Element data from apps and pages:
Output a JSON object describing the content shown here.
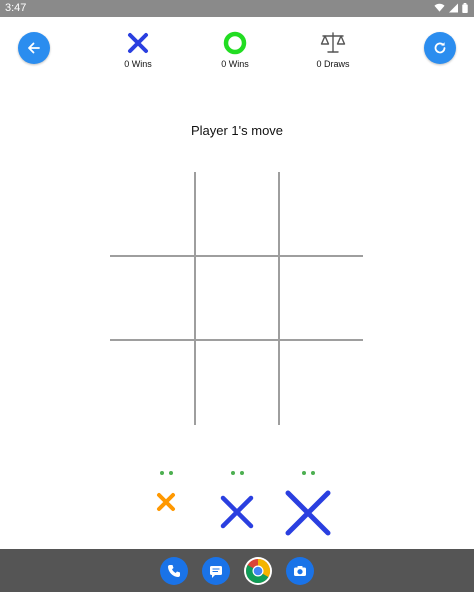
{
  "status_bar": {
    "time": "3:47",
    "icons": [
      "wifi-icon",
      "signal-icon",
      "battery-icon"
    ]
  },
  "header": {
    "back_icon": "arrow-left-icon",
    "refresh_icon": "refresh-icon",
    "scores": [
      {
        "icon": "x-icon",
        "label": "0 Wins"
      },
      {
        "icon": "o-icon",
        "label": "0 Wins"
      },
      {
        "icon": "scale-icon",
        "label": "0 Draws"
      }
    ]
  },
  "game": {
    "turn_text": "Player 1's move",
    "board_cells": [
      "",
      "",
      "",
      "",
      "",
      "",
      "",
      "",
      ""
    ]
  },
  "pieces": [
    {
      "size": "small",
      "color": "#ff9800"
    },
    {
      "size": "medium",
      "color": "#2a3fe0"
    },
    {
      "size": "large",
      "color": "#2a3fe0"
    }
  ],
  "dock": {
    "apps": [
      "phone-icon",
      "messages-icon",
      "chrome-icon",
      "camera-icon"
    ]
  },
  "colors": {
    "accent": "#2b8def",
    "player_x": "#2a3fe0",
    "player_o": "#22dd22",
    "grid": "#9e9e9e",
    "dots": "#4caf50"
  }
}
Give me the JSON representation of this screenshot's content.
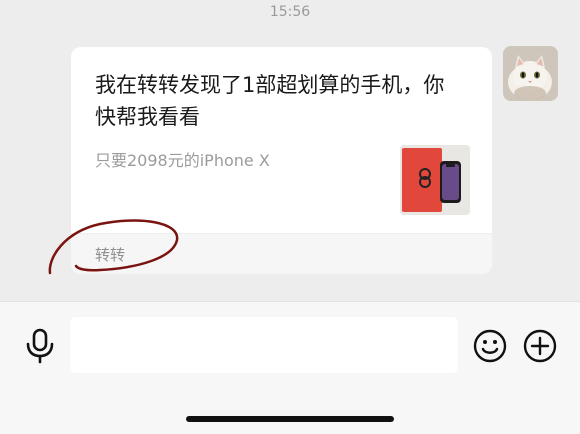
{
  "status": {
    "time": "15:56"
  },
  "message": {
    "title": "我在转转发现了1部超划算的手机，你快帮我看看",
    "subtitle": "只要2098元的iPhone X",
    "source": "转转",
    "thumbnail_icon": "phone-product-image"
  },
  "sender": {
    "avatar_icon": "cat-avatar"
  },
  "input_bar": {
    "voice_icon": "microphone-icon",
    "placeholder": "",
    "emoji_icon": "smiley-icon",
    "more_icon": "plus-circle-icon"
  },
  "colors": {
    "background": "#ededed",
    "card": "#ffffff",
    "annotation": "#7a1410",
    "thumb_box": "#e0483a"
  }
}
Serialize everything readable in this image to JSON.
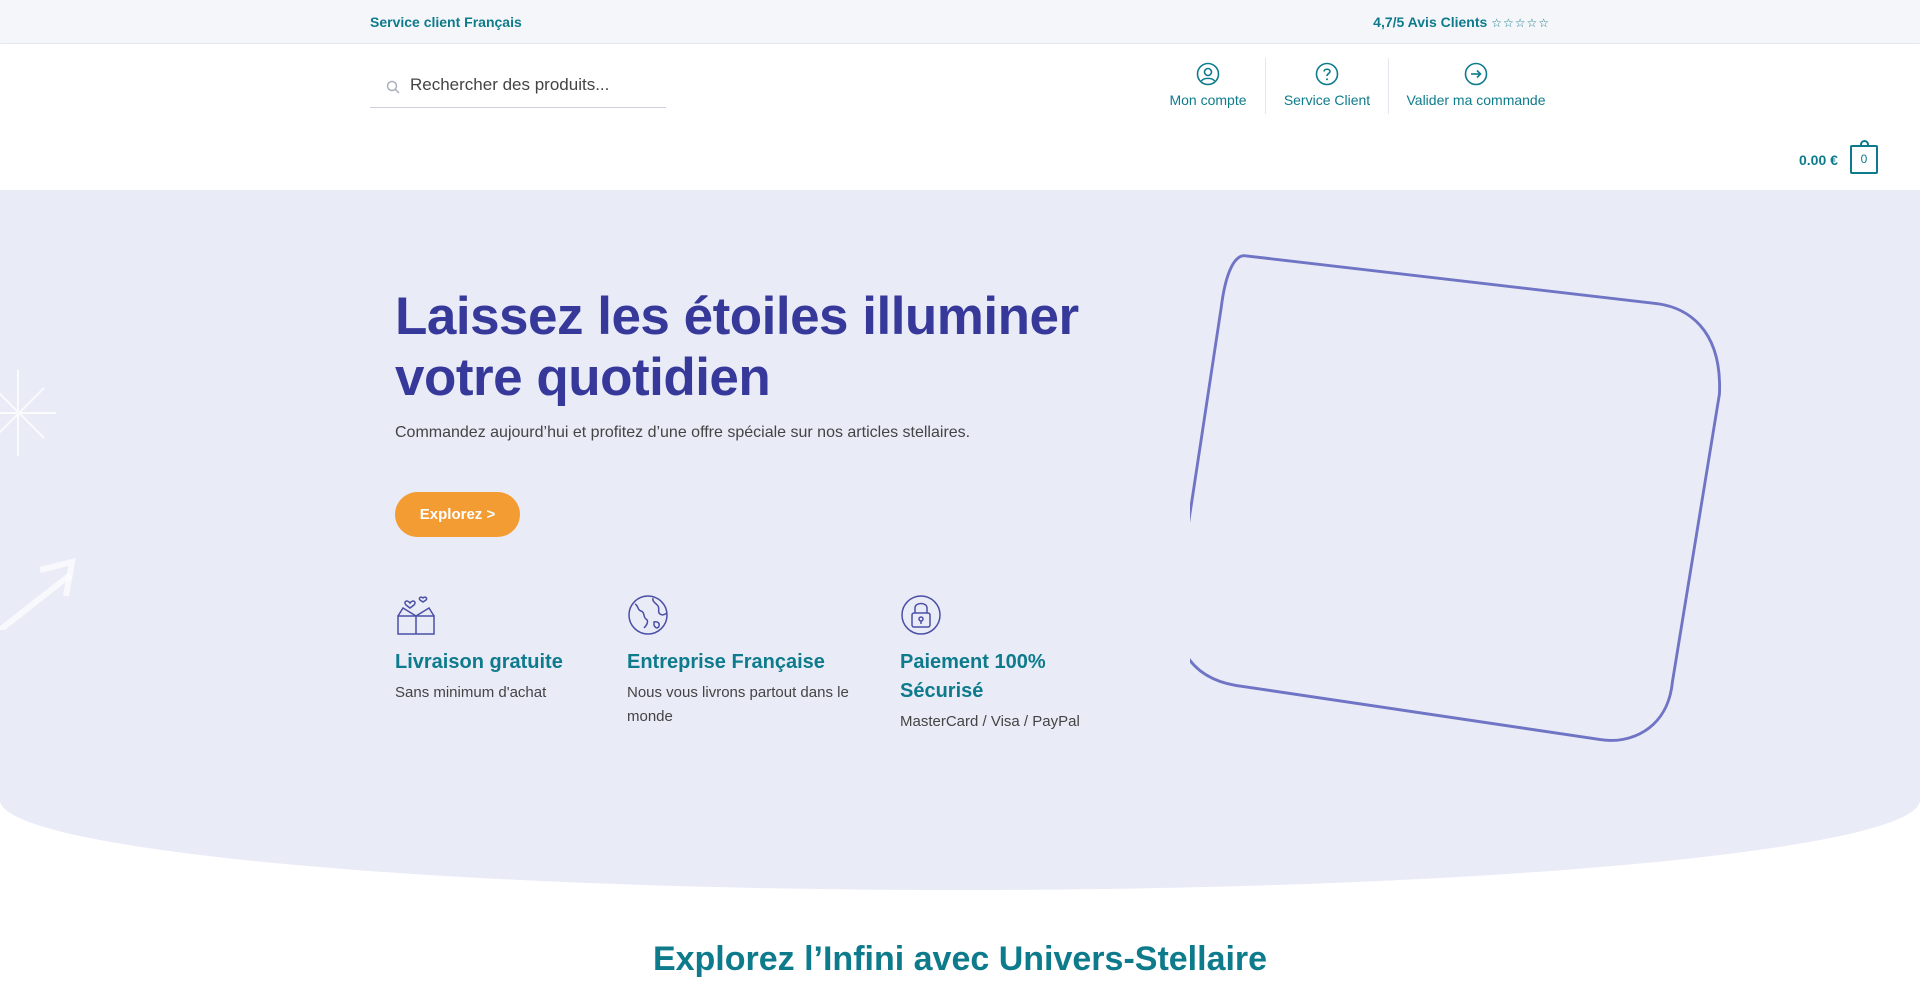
{
  "topbar": {
    "left_text": "Service client Français",
    "rating_text": "4,7/5 Avis Clients",
    "rating_stars": "☆☆☆☆☆"
  },
  "search": {
    "placeholder": "Rechercher des produits..."
  },
  "nav": {
    "account_label": "Mon compte",
    "service_label": "Service Client",
    "checkout_label": "Valider ma commande"
  },
  "cart": {
    "price": "0.00 €",
    "count": "0"
  },
  "hero": {
    "title": "Laissez les étoiles illuminer votre quotidien",
    "subtitle": "Commandez aujourd’hui et profitez d’une offre spéciale sur nos articles stellaires.",
    "cta_label": "Explorez >"
  },
  "features": [
    {
      "title": "Livraison gratuite",
      "text": "Sans minimum d'achat",
      "icon": "gift-box-icon"
    },
    {
      "title": "Entreprise Française",
      "text": "Nous vous livrons partout dans le monde",
      "icon": "globe-icon"
    },
    {
      "title": "Paiement 100% Sécurisé",
      "text": "MasterCard / Visa / PayPal",
      "icon": "padlock-icon"
    }
  ],
  "section": {
    "title": "Explorez l’Infini avec Univers-Stellaire"
  },
  "colors": {
    "accent": "#0e7b8c",
    "heading": "#36399a",
    "cta": "#f39c34",
    "hero_bg": "#e9ebf7"
  }
}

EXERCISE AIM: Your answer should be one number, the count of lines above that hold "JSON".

ANSWER SPACE: 3